From our home, there is no evidence of the wildfire, though. We live at the end of the road, in a narrow box canyon. The wind direction took the fire another way. Even if the fire had headed into our canyon, our house is cement stucco with a ceramic tile roof. The back patio is cement, as are the front steps and walkway. We do believe our home is unlikely to burn easily from the outside.
Our house might burn from the inside, though, and that is what I feared on Sunday. As we drove away amidst the flames, I realized I had not turned off the cooktop burner. I'd been cooking a big pot of fresh beets for supper when the power went off, the smoke was blackening the sky and we realized we had to get out as soon as possible. Distracted by the tasks of closing windows and sending the kids out the door, etc. I totally forgot to turn off the burner since it was already off.The power had been back on for quite a while by the time we were escorted to our house by a fire truck to turn off the cooktop on Monday evening. Here is what the pot looks like now. The beets are as light as paper - dry and crumbly. They probably were due to ignite shortly - had we not arrived in time to turn off the burner and remove the pot.
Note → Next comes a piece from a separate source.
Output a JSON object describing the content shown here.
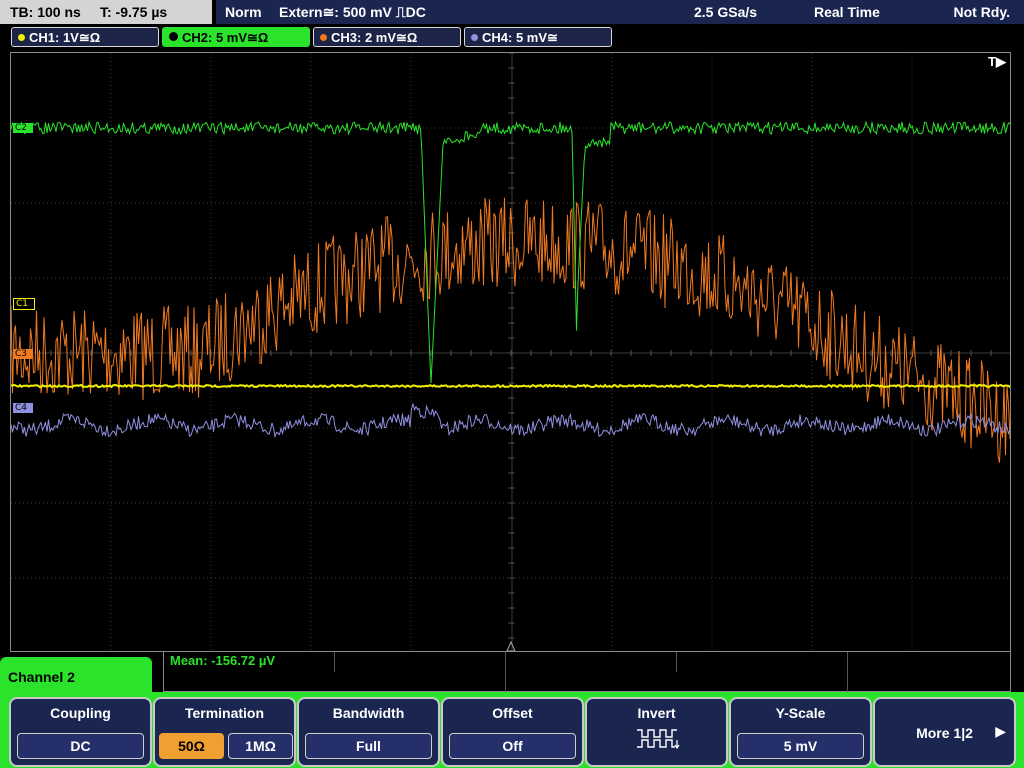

Our house reeks of smoke. Not from the wildfire, but from the beets that were slowly burning in the kitchen. The weather is blessedly cool and we have all the windows open in the hopes that the burnt beet smell will dissipate eventually.